We are well aware that the research shows that thoughtless questions, worksheets and agendas can derail our efforts to deepen understanding.  Following this statement we asked the question, “How do we spread that message and offer alternatives?”  We received so many great responses related to opening doors and sharing alternatives with colleagues.  We know that all learners need to see a model, to watch that demonstration in action.  Our colleagues need to see this possibility too in order to try out some of the alternatives to old ways that we know now are not enough.  This is especially important for our colleagues who may not be connected yet and do not have immediate access to the great progressive minds who push our thinking every day.  For those educators, we must open our classroom doors and invite them in so they can see the engagement, the thinking and what our students can do through dialogue, meaningful responses and self-questioning.  

justin A4


Jenn A4 in response to Justin
dylan A4Christina A4

Catherine A4

Flexible

In order to deepen understanding we need to use text selection as a flexible instructional tool.  Flexibility is intertwined into the other words I have highlighted in this post. Without flexibility we cannot reach all students.  Offering students multiple texts from different genres and layering these texts in order to build knowledge and increase the depth of comprehension can have a powerful impact.  Robin Diedrichs (@blueegg3r) calls on educators to “attack the Matthew Effect!”  The Matthew Effect essentially says, “The rich get richer and the poor get poorer” and in the sense of reading, students who come to school better prepared with richer literacy experiences then find themselves with what sociologists refer to as “accumulative advantage.”  This idea has been discussed by Malcolm Gladwell in his 2008 book, Outliers and also coined in education by Walberg and Tsai in 1983 to describe how some students quickly develop literacy skills and others who enter school already behind do not catch up and the gap widens. Being flexible in text selections can help to close the gap for students, especially when it supports building knowledge and vocabulary and increasing deeper comprehension.

 

 

 

Susie A2robin A2

 

 

 

 

 

terri A2 in resp to susie a2

shelfie talk A2

 

Student Talk

    Last but certainly not least, student talk at the center of our classrooms shows us the evidence of transfer as their understanding deepens.  We ensure this by creating structures to foster student talk and then by leaning back and just listening.  Listening to our students as they share their ideas and thinking around books.
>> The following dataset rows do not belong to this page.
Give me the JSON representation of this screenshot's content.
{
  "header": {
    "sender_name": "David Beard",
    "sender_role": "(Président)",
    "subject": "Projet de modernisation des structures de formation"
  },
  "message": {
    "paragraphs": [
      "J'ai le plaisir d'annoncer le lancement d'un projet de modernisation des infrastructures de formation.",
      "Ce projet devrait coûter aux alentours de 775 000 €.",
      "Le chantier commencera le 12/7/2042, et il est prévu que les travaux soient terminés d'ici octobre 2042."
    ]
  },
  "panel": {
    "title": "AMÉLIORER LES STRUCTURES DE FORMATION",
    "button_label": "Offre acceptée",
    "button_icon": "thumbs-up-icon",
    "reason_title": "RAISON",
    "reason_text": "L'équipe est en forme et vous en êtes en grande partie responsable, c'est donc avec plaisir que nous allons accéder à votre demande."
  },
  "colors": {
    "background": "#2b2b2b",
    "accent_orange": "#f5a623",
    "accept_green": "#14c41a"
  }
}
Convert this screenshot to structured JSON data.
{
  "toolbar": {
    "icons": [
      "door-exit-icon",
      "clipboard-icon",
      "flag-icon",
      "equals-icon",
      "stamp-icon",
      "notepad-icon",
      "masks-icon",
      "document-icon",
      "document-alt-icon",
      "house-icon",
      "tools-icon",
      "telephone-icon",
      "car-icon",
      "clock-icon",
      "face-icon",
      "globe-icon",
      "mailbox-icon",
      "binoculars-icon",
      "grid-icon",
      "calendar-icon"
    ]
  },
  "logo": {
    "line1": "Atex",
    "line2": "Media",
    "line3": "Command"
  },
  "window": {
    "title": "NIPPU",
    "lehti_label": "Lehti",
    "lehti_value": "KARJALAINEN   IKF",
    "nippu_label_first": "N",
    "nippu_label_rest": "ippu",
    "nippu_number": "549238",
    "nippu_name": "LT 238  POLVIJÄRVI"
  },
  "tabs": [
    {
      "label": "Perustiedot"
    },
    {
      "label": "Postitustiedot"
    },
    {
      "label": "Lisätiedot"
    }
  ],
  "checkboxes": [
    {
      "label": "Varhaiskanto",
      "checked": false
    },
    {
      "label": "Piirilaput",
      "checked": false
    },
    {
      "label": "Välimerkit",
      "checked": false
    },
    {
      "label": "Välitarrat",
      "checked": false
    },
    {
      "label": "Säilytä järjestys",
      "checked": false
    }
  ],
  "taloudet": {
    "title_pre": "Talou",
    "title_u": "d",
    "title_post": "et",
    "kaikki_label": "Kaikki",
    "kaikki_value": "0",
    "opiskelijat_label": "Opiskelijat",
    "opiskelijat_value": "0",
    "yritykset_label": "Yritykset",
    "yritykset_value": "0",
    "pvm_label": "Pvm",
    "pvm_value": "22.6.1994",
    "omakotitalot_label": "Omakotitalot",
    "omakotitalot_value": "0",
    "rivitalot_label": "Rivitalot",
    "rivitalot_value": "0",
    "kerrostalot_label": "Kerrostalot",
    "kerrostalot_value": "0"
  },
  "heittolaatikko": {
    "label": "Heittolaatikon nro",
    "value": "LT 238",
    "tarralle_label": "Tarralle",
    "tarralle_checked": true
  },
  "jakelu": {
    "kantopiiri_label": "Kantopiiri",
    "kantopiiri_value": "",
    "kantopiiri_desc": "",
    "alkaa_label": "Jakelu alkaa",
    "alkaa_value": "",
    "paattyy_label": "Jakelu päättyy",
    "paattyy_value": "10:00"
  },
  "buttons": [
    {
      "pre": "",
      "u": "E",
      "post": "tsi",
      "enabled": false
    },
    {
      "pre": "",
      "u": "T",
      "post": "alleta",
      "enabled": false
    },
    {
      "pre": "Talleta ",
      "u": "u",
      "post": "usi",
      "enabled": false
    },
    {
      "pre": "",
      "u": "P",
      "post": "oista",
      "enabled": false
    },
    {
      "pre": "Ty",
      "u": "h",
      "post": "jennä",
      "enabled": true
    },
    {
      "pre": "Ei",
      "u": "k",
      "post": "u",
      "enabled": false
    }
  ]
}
Teacher talk should decrease and student talk should increase.  Tara Smith (@tara_smith5) says it well in her tweet “From the first day of school, we need to make space for student led talk & questions.  Simply, we need to talk less.

Kathlenn A6


Lisa A6

Jill A6

Tara A6

 

Our collective thinking each week at #G2Great always leave me with a mind that is full of ideas and I have that feeling of excitement that comes just after learning something new.  This four-part series offers an opportunity to grow with us as we explore teaching with intention in order to maximize our instructional power potential.  Join us in the coming weeks to help us grow ideas and learn together.

4 part series